In spite of school district leaders’ willingness to embrace digital content, the survey found a continued need for professional development to help teachers better use educational technology in their classrooms. More than 47 percent of respondents identified “helping teachers effectively use technology” as the single biggest educational technology challenge facing their district.
Other key findings from the NSBA survey include:
• More than 70 percent of respondents rank the federal e-Rate program as either “very important” or “somewhat important” in helping their district reach its educational technology goals.
• Nearly 96 percent say the use of educational technology has increased learning opportunities for students in their district.
• Ninety-three percent say educational technology has made students more engaged in learning.
• More than 60 percent say educational technology has improved opportunities for students in special education classes, while 50 percent say it has increased learning for English language learners.
• A growing number of districts (37 percent) have launched one-to-one computing initiatives, and 35 percent of respondents said netbooks likely will be the device purchased in the greatest volume to implement those programs. Traditional laptops (28 percent) and the recently released iPad (16 percent) also are popular options.
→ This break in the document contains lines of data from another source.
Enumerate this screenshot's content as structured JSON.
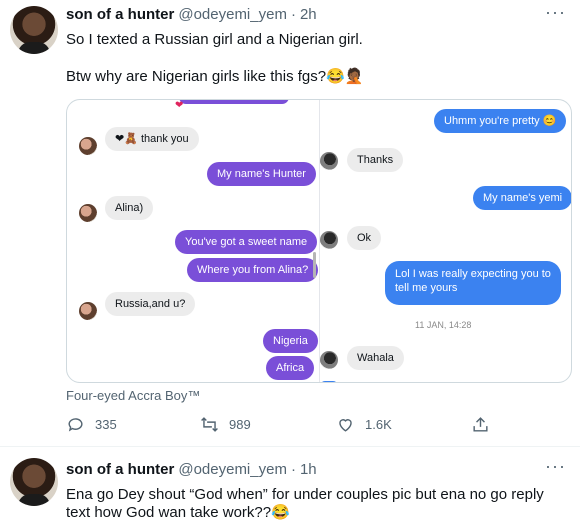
{
  "tweet1": {
    "author_name": "son of a hunter",
    "handle": "@odeyemi_yem",
    "separator": "·",
    "time": "2h",
    "more_label": "···",
    "text_line1": "So I texted a Russian girl and a Nigerian girl.",
    "text_line2": "Btw why are Nigerian girls like this fgs?😂🤦🏾",
    "media_credit": "Four-eyed Accra Boy™",
    "left_chat": {
      "top_heart": "❤",
      "messages": [
        {
          "from": "them",
          "text": "❤🧸 thank you"
        },
        {
          "from": "me",
          "text": "My name's Hunter"
        },
        {
          "from": "them",
          "text": "Alina)"
        },
        {
          "from": "me",
          "text": "You've got a sweet name"
        },
        {
          "from": "me",
          "text": "Where you from Alina?"
        },
        {
          "from": "them",
          "text": "Russia,and u?"
        },
        {
          "from": "me",
          "text": "Nigeria"
        },
        {
          "from": "me",
          "text": "Africa"
        }
      ]
    },
    "right_chat": {
      "messages": [
        {
          "from": "me",
          "text": "Uhmm you're pretty 😊"
        },
        {
          "from": "them",
          "text": "Thanks"
        },
        {
          "from": "me",
          "text": "My name's yemi"
        },
        {
          "from": "them",
          "text": "Ok"
        },
        {
          "from": "me",
          "text": "Lol I was really expecting you to"
        },
        {
          "from": "me",
          "text": "tell me yours"
        },
        {
          "from": "them",
          "text": "Wahala"
        }
      ],
      "timestamp": "11 JAN, 14:28"
    },
    "actions": {
      "reply_count": "335",
      "retweet_count": "989",
      "like_count": "1.6K"
    }
  },
  "tweet2": {
    "author_name": "son of a hunter",
    "handle": "@odeyemi_yem",
    "separator": "·",
    "time": "1h",
    "more_label": "···",
    "text_line1": "Ena go Dey shout “God when” for under couples pic but ena no go reply",
    "text_line2": "text how God wan take work??😂"
  },
  "icons": {
    "reply": "reply-icon",
    "retweet": "retweet-icon",
    "like": "heart-icon",
    "share": "share-icon"
  },
  "colors": {
    "left_outgoing_bubble": "#7a4fd8",
    "right_outgoing_bubble": "#3b82f0",
    "incoming_bubble": "#ececec",
    "muted_text": "#536471"
  }
}
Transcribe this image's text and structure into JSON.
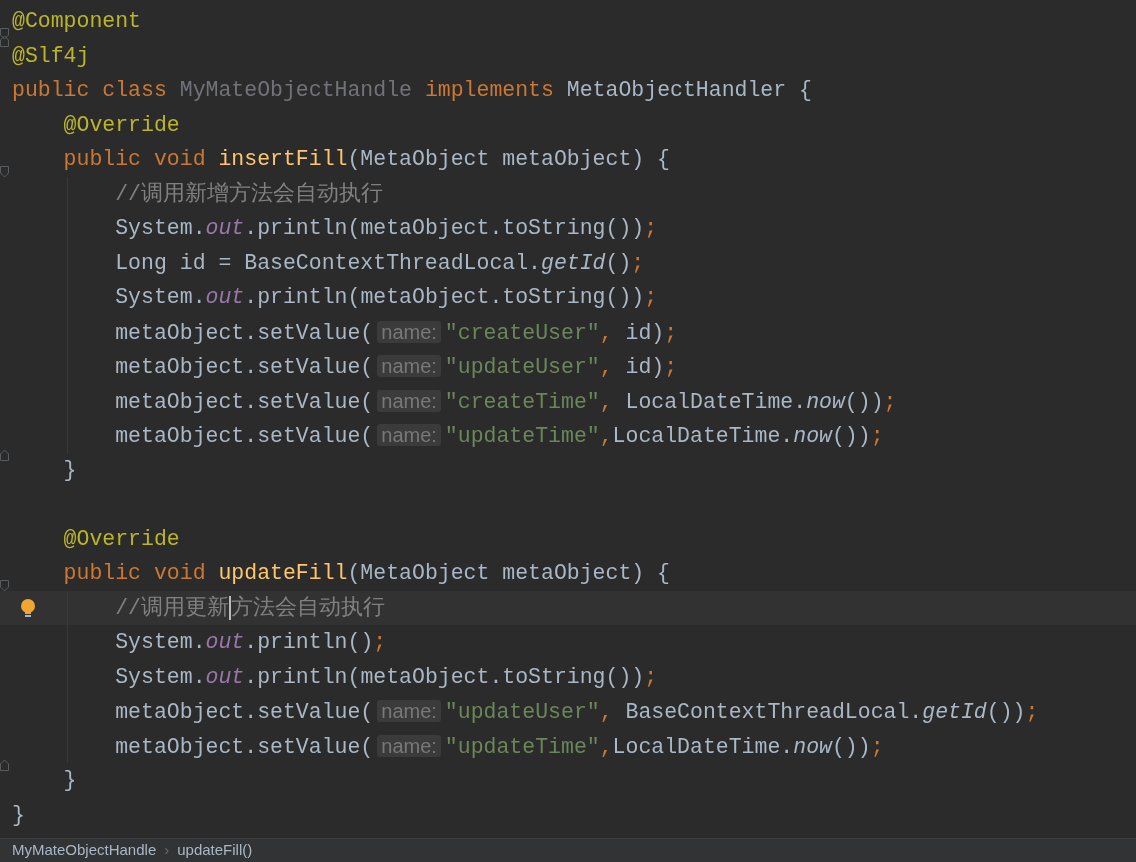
{
  "editor": {
    "lines": [
      {
        "kind": "fold-start",
        "tokens": [
          {
            "text": "@Component",
            "kind": "annotation"
          }
        ]
      },
      {
        "kind": "fold-end",
        "tokens": [
          {
            "text": "@Slf4j",
            "kind": "annotation"
          }
        ]
      },
      {
        "kind": "plain",
        "tokens": [
          {
            "text": "public class ",
            "kind": "keyword"
          },
          {
            "text": "MyMateObjectHandle",
            "kind": "unused"
          },
          {
            "text": " implements ",
            "kind": "keyword"
          },
          {
            "text": "MetaObjectHandler {",
            "kind": "plain"
          }
        ]
      },
      {
        "kind": "plain",
        "tokens": [
          {
            "text": "    @Override",
            "kind": "annotation"
          }
        ]
      },
      {
        "kind": "fold-start",
        "tokens": [
          {
            "text": "    public void ",
            "kind": "keyword"
          },
          {
            "text": "insertFill",
            "kind": "method"
          },
          {
            "text": "(MetaObject metaObject) {",
            "kind": "plain"
          }
        ]
      },
      {
        "kind": "plain",
        "tokens": [
          {
            "text": "        //调用新增方法会自动执行",
            "kind": "comment"
          }
        ]
      },
      {
        "kind": "plain",
        "tokens": [
          {
            "text": "        System.",
            "kind": "plain"
          },
          {
            "text": "out",
            "kind": "field"
          },
          {
            "text": ".println(metaObject.toString())",
            "kind": "plain"
          },
          {
            "text": ";",
            "kind": "punct"
          }
        ]
      },
      {
        "kind": "plain",
        "tokens": [
          {
            "text": "        Long id = BaseContextThreadLocal.",
            "kind": "plain"
          },
          {
            "text": "getId",
            "kind": "static"
          },
          {
            "text": "()",
            "kind": "plain"
          },
          {
            "text": ";",
            "kind": "punct"
          }
        ]
      },
      {
        "kind": "plain",
        "tokens": [
          {
            "text": "        System.",
            "kind": "plain"
          },
          {
            "text": "out",
            "kind": "field"
          },
          {
            "text": ".println(metaObject.toString())",
            "kind": "plain"
          },
          {
            "text": ";",
            "kind": "punct"
          }
        ]
      },
      {
        "kind": "plain",
        "tokens": [
          {
            "text": "        metaObject.setValue(",
            "kind": "plain"
          },
          {
            "text": "name:",
            "kind": "hint"
          },
          {
            "text": "\"createUser\"",
            "kind": "string"
          },
          {
            "text": ",",
            "kind": "punct"
          },
          {
            "text": " id)",
            "kind": "plain"
          },
          {
            "text": ";",
            "kind": "punct"
          }
        ]
      },
      {
        "kind": "plain",
        "tokens": [
          {
            "text": "        metaObject.setValue(",
            "kind": "plain"
          },
          {
            "text": "name:",
            "kind": "hint"
          },
          {
            "text": "\"updateUser\"",
            "kind": "string"
          },
          {
            "text": ",",
            "kind": "punct"
          },
          {
            "text": " id)",
            "kind": "plain"
          },
          {
            "text": ";",
            "kind": "punct"
          }
        ]
      },
      {
        "kind": "plain",
        "tokens": [
          {
            "text": "        metaObject.setValue(",
            "kind": "plain"
          },
          {
            "text": "name:",
            "kind": "hint"
          },
          {
            "text": "\"createTime\"",
            "kind": "string"
          },
          {
            "text": ",",
            "kind": "punct"
          },
          {
            "text": " LocalDateTime.",
            "kind": "plain"
          },
          {
            "text": "now",
            "kind": "static"
          },
          {
            "text": "())",
            "kind": "plain"
          },
          {
            "text": ";",
            "kind": "punct"
          }
        ]
      },
      {
        "kind": "plain",
        "tokens": [
          {
            "text": "        metaObject.setValue(",
            "kind": "plain"
          },
          {
            "text": "name:",
            "kind": "hint"
          },
          {
            "text": "\"updateTime\"",
            "kind": "string"
          },
          {
            "text": ",",
            "kind": "punct"
          },
          {
            "text": "LocalDateTime.",
            "kind": "plain"
          },
          {
            "text": "now",
            "kind": "static"
          },
          {
            "text": "())",
            "kind": "plain"
          },
          {
            "text": ";",
            "kind": "punct"
          }
        ]
      },
      {
        "kind": "fold-end",
        "tokens": [
          {
            "text": "    }",
            "kind": "plain"
          }
        ]
      },
      {
        "kind": "plain"
      },
      {
        "kind": "plain",
        "tokens": [
          {
            "text": "    @Override",
            "kind": "annotation"
          }
        ]
      },
      {
        "kind": "fold-start",
        "tokens": [
          {
            "text": "    public void ",
            "kind": "keyword"
          },
          {
            "text": "updateFill",
            "kind": "method"
          },
          {
            "text": "(MetaObject metaObject) {",
            "kind": "plain"
          }
        ]
      },
      {
        "kind": "bulb",
        "tokens": [
          {
            "text": "        //调用更新",
            "kind": "comment"
          },
          {
            "kind": "caret"
          },
          {
            "text": "方法会自动执行",
            "kind": "comment"
          }
        ]
      },
      {
        "kind": "plain",
        "tokens": [
          {
            "text": "        System.",
            "kind": "plain"
          },
          {
            "text": "out",
            "kind": "field"
          },
          {
            "text": ".println()",
            "kind": "plain"
          },
          {
            "text": ";",
            "kind": "punct"
          }
        ]
      },
      {
        "kind": "plain",
        "tokens": [
          {
            "text": "        System.",
            "kind": "plain"
          },
          {
            "text": "out",
            "kind": "field"
          },
          {
            "text": ".println(metaObject.toString())",
            "kind": "plain"
          },
          {
            "text": ";",
            "kind": "punct"
          }
        ]
      },
      {
        "kind": "plain",
        "tokens": [
          {
            "text": "        metaObject.setValue(",
            "kind": "plain"
          },
          {
            "text": "name:",
            "kind": "hint"
          },
          {
            "text": "\"updateUser\"",
            "kind": "string"
          },
          {
            "text": ",",
            "kind": "punct"
          },
          {
            "text": " BaseContextThreadLocal.",
            "kind": "plain"
          },
          {
            "text": "getId",
            "kind": "static"
          },
          {
            "text": "())",
            "kind": "plain"
          },
          {
            "text": ";",
            "kind": "punct"
          }
        ]
      },
      {
        "kind": "plain",
        "tokens": [
          {
            "text": "        metaObject.setValue(",
            "kind": "plain"
          },
          {
            "text": "name:",
            "kind": "hint"
          },
          {
            "text": "\"updateTime\"",
            "kind": "string"
          },
          {
            "text": ",",
            "kind": "punct"
          },
          {
            "text": "LocalDateTime.",
            "kind": "plain"
          },
          {
            "text": "now",
            "kind": "static"
          },
          {
            "text": "())",
            "kind": "plain"
          },
          {
            "text": ";",
            "kind": "punct"
          }
        ]
      },
      {
        "kind": "fold-end",
        "tokens": [
          {
            "text": "    }",
            "kind": "plain"
          }
        ]
      },
      {
        "kind": "plain",
        "tokens": [
          {
            "text": "}",
            "kind": "plain"
          }
        ]
      }
    ]
  },
  "breadcrumbs": {
    "separator": "›",
    "items": [
      "MyMateObjectHandle",
      "updateFill()"
    ]
  }
}
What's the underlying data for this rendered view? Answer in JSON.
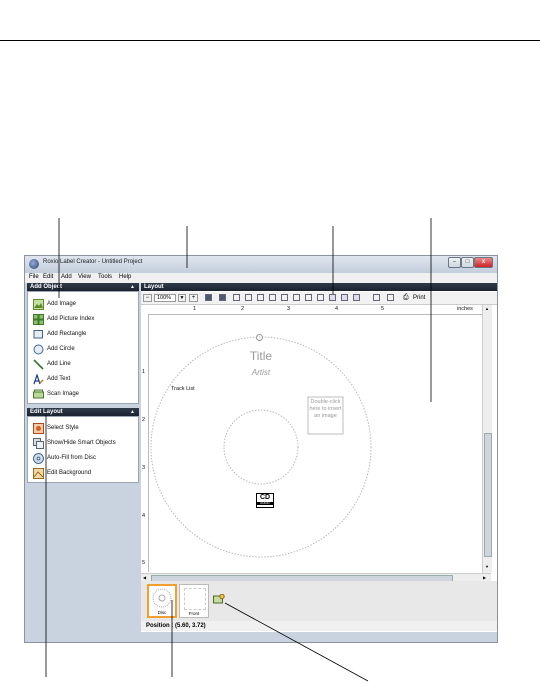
{
  "window": {
    "title": "Roxio Label Creator - Untitled Project",
    "controls": {
      "minimize": "–",
      "maximize": "□",
      "close": "x"
    }
  },
  "menu": [
    "File",
    "Edit",
    "Add",
    "View",
    "Tools",
    "Help"
  ],
  "add_object": {
    "header": "Add Object",
    "items": [
      {
        "label": "Add Image",
        "icon": "image-icon",
        "color": "#7fae3a"
      },
      {
        "label": "Add Picture Index",
        "icon": "picture-index-icon",
        "color": "#4f9a3f"
      },
      {
        "label": "Add Rectangle",
        "icon": "rectangle-icon",
        "color": "#7a8fb0"
      },
      {
        "label": "Add Circle",
        "icon": "circle-icon",
        "color": "#5a7fa8"
      },
      {
        "label": "Add Line",
        "icon": "line-icon",
        "color": "#3f8a3f"
      },
      {
        "label": "Add Text",
        "icon": "text-icon",
        "color": "#2b5aa0"
      },
      {
        "label": "Scan Image",
        "icon": "scanner-icon",
        "color": "#6a9a40"
      }
    ]
  },
  "edit_layout": {
    "header": "Edit Layout",
    "items": [
      {
        "label": "Select Style",
        "icon": "style-icon",
        "color": "#d0602a"
      },
      {
        "label": "Show/Hide Smart Objects",
        "icon": "smart-objects-icon",
        "color": "#808890"
      },
      {
        "label": "Auto-Fill from Disc",
        "icon": "disc-icon",
        "color": "#6a8ab0"
      },
      {
        "label": "Edit Background",
        "icon": "background-icon",
        "color": "#c08a40"
      }
    ]
  },
  "layout": {
    "header": "Layout",
    "zoom": "100%",
    "zoom_out": "−",
    "zoom_in": "+",
    "print_label": "Print",
    "ruler_unit": "inches",
    "ruler_top": [
      "1",
      "2",
      "3",
      "4",
      "5"
    ],
    "ruler_left": [
      "1",
      "2",
      "3",
      "4",
      "5"
    ]
  },
  "disc": {
    "title": "Title",
    "artist": "Artist",
    "track_list": "Track List",
    "image_placeholder": "Double-click here to insert an image",
    "cd_logo": "CD",
    "cd_logo_sub": "AUDIO"
  },
  "thumbnails": [
    {
      "label": "Disc",
      "selected": true
    },
    {
      "label": "Front",
      "selected": false
    }
  ],
  "status": {
    "position": "Position : (5.60, 3.72)"
  },
  "colors": {
    "panel_header": "#1f2836",
    "window_bg": "#c9d3df",
    "selected_border": "#f0a030"
  }
}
Only 22 percent said they are leveraging students’ personal devices by allowing them to access the school network, a trend that is likely to increase in the years to come.
• Thirty percent of districts responding have an official Facebook page as a communication/outreach tool, while nearly that many, 26 percent, use Twitter.